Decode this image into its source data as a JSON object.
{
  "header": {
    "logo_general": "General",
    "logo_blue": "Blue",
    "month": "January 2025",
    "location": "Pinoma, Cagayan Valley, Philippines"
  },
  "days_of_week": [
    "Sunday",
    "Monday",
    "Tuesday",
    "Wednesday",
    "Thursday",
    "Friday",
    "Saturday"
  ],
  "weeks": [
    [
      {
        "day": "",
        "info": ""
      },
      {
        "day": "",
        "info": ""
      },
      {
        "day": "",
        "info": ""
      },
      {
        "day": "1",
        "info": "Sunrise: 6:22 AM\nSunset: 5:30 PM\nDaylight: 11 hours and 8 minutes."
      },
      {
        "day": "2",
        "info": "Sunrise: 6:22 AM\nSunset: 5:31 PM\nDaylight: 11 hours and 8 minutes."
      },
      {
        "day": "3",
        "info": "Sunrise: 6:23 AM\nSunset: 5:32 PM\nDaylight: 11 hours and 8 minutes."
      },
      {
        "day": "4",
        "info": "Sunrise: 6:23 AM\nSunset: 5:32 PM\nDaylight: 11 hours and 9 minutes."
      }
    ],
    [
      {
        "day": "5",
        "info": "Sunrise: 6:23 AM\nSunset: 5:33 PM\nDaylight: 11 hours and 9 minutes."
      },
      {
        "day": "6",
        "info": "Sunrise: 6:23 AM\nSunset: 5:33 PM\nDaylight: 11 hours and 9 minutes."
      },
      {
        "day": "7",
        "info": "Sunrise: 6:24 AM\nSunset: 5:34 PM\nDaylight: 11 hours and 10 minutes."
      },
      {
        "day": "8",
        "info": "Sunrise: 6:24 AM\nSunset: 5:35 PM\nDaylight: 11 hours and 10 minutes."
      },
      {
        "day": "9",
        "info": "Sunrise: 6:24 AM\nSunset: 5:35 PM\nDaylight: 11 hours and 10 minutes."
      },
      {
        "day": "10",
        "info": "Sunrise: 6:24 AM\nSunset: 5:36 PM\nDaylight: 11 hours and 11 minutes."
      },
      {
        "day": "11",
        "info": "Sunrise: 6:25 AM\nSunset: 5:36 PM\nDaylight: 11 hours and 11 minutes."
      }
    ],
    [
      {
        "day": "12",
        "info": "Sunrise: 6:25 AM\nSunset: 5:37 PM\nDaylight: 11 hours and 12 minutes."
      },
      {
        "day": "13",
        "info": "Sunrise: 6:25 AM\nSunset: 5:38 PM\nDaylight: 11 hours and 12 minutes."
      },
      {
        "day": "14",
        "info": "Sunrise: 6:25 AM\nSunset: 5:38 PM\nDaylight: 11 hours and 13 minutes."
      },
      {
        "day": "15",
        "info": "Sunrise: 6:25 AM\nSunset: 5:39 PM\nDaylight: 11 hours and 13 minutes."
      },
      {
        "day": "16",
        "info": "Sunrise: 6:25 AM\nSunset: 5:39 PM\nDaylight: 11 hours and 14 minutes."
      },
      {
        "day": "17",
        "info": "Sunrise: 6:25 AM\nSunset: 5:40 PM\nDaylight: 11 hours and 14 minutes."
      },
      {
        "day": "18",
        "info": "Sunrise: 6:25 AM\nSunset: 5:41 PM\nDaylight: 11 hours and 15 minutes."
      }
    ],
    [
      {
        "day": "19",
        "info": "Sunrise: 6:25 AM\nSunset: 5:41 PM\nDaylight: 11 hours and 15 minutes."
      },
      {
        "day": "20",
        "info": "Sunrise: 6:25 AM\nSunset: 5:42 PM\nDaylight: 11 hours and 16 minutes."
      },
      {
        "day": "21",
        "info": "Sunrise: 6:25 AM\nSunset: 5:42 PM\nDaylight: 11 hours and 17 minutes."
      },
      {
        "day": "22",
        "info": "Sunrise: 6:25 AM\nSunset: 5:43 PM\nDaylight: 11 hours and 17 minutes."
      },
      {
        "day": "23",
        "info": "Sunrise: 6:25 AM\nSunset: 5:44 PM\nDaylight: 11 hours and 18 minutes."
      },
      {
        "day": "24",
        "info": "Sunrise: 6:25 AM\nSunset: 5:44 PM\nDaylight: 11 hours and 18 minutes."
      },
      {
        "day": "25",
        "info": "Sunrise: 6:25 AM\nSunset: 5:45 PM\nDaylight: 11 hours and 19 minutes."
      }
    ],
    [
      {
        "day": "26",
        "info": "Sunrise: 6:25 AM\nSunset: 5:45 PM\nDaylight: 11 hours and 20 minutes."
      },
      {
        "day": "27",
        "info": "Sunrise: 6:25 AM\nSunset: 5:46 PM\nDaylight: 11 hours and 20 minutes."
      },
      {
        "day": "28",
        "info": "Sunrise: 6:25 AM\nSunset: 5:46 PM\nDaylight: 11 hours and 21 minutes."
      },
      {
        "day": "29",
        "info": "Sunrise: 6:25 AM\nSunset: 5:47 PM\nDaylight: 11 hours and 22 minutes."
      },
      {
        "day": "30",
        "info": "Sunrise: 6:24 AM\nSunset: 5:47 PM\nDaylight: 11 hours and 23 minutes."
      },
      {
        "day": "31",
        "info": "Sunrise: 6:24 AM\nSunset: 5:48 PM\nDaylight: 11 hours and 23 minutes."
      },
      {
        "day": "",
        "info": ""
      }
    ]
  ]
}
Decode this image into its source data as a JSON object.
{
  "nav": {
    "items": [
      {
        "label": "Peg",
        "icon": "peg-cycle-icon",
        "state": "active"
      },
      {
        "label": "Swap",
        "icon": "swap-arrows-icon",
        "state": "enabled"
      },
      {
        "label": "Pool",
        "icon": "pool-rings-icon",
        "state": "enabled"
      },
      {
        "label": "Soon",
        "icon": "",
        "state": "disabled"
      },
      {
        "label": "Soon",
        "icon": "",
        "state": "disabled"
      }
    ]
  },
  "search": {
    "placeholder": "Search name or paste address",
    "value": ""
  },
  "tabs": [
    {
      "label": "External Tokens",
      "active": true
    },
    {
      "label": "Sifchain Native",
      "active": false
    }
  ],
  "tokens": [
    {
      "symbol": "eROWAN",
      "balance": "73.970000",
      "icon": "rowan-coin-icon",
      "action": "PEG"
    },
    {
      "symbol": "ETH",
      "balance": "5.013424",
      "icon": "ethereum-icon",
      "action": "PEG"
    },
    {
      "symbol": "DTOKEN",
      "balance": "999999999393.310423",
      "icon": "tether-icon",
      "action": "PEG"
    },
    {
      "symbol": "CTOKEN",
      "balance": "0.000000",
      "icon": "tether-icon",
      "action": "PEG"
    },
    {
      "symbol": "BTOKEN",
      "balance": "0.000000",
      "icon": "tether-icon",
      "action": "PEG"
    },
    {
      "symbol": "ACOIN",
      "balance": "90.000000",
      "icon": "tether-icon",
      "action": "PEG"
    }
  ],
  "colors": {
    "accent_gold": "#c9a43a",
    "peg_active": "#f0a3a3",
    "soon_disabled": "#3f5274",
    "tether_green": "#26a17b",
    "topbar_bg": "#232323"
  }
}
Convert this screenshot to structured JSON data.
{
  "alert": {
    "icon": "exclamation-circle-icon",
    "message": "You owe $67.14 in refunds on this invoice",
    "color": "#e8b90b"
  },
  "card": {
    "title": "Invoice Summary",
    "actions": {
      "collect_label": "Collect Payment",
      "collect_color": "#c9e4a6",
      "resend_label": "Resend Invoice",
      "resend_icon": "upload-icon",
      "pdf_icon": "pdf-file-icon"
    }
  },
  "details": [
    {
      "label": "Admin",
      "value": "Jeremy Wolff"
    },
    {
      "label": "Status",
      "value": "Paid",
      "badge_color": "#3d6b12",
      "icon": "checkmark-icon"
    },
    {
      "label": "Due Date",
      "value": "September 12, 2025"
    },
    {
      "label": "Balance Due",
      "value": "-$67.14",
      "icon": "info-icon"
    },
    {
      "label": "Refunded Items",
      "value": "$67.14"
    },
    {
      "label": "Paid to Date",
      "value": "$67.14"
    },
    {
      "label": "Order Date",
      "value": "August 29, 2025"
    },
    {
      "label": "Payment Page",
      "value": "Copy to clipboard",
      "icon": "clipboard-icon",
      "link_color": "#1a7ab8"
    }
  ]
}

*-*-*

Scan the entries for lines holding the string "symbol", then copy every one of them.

Your solution:
      "symbol": "eROWAN",
      "symbol": "ETH",
      "symbol": "DTOKEN",
      "symbol": "CTOKEN",
      "symbol": "BTOKEN",
      "symbol": "ACOIN",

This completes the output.